- be able to follow-through on commitments
- be able to plan, be organized, delegate and manage projects
- be able to balance process and substance
- think big picture and one step ahead
- Ability to work well with others- staying even-keeled, being willing to cooperate and work to reach consensus
- Dedication to the organization- putting in the time to do what needs to be done, even when it’s not glamorous; putting the organization’s well-being first
- Thoughtfulness- considering tradeoffs, thinking in terms of process, considering the full range of a decision’s implications, connecting democratic socialist politics to chapter organizing and administration, advancing a proactive agenda and staying out of the outrage cycle
- Good politics- we’ll all have different definitions of what this means, but a lot of what becomes inter-personal conflict is really unstated political conflict, and an open discussion of political tendencies needs to be part of the LC selection process. We didn’t have this last election, and I think it led to remnants of the Danny stuff getting transferred to other places, and explains most of the LC – EC dispute.
- Ability to say no- There is an understandable temptation to try to tackle everything. But we can’t do everything, at least not well, and if we don’t say “no” to some things, our “yes” won’t mean anything.
Ashkan: The most important characteristic of a good LC Member is total dedication to the socialist project as the means of universal liberation. Beyond that, the minimal necessary qualifications or characteristics in my opinion are simply (1) the ability to truly commit 10 or more hours a week to DSA, considering that LC Members are of course still rank and file DSA Members and (2) the self-determined ability to work along with a team such as the LC, produce documentation relating to LC duties, be able and willing to assist other LC or DSA Members beyond any previously assigned duties, that sort of thing.
7. Anything else that you think would be valuable for future LC members to know?
Dave: Socialism will win.
Monica: Definitely think of this question when proposed (or proposing) any idea: Will this advance DSA’s agenda? We have limited resources and we can’t work the people who consistently show up for things to the point of exhaustion if it doesn’t.
Also, make sure members know that they must go through LC before planning to speak on behalf of DSA. A lot of folks don’t realize when other orgs/journalists/media ask you to speak, be interviewed or help with their forums or events, they are asking you as a representative of DSA. Before you know it, you are described as a representative and the voice of DSA.
James: Socialism will win.
Stephanie: Being an LC member comes with legal liabilities, so it’s not something to take lightly. But you’ll have good folks to work with and rely on. It’s a rewarding gig if you put the time in!
Marcus: Happy to talk to anyone with other questions about LC life!

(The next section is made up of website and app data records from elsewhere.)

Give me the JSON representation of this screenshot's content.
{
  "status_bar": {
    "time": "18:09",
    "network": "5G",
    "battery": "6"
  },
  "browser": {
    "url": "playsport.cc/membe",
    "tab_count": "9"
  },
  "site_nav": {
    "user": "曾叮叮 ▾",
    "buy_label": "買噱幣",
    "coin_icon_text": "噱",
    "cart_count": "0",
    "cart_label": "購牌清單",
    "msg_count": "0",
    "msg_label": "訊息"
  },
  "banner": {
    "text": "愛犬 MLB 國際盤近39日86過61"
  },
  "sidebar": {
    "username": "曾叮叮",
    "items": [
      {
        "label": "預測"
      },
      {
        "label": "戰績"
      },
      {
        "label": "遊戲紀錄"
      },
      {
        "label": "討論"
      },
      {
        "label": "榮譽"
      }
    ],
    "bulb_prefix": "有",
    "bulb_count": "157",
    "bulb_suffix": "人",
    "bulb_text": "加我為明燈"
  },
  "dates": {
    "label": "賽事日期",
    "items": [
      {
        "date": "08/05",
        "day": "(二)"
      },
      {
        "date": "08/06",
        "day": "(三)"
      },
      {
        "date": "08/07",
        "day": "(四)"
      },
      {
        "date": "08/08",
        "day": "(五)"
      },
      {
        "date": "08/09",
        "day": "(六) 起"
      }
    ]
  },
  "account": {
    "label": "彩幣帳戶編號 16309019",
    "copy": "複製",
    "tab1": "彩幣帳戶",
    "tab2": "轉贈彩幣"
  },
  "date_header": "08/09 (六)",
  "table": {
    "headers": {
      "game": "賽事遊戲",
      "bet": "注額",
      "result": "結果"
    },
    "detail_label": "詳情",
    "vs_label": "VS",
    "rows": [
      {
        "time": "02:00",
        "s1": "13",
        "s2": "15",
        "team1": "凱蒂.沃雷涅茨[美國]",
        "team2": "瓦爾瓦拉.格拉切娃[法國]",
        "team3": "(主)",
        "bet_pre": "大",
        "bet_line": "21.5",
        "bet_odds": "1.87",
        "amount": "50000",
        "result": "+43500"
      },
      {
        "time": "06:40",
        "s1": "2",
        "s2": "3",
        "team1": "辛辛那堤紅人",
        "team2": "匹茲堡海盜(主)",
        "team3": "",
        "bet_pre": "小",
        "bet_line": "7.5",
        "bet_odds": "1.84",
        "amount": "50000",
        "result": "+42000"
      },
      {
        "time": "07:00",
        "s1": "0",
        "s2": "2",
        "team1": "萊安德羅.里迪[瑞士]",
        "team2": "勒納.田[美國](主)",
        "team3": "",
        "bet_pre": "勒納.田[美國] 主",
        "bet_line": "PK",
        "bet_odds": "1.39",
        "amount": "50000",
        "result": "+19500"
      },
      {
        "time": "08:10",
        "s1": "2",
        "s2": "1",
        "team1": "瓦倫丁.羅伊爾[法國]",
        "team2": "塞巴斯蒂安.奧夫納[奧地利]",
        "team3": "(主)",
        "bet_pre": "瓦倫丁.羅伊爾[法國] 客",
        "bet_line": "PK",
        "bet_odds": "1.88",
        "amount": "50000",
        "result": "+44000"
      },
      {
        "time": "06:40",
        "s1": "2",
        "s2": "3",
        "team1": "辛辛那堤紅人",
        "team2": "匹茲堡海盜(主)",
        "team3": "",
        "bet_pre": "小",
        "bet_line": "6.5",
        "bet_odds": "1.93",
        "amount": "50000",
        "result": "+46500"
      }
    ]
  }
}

Ashkan: The next LC should self-monitor the extent to which LC Members are meeting their assigned roles and duties and be able to adapt and redistribute work as necessary. It is more difficult to address any issues the longer they linger; a shared understanding of duties, responsibilities, and explicit opportunities for checking in and adjusting will help the LC run smoothly.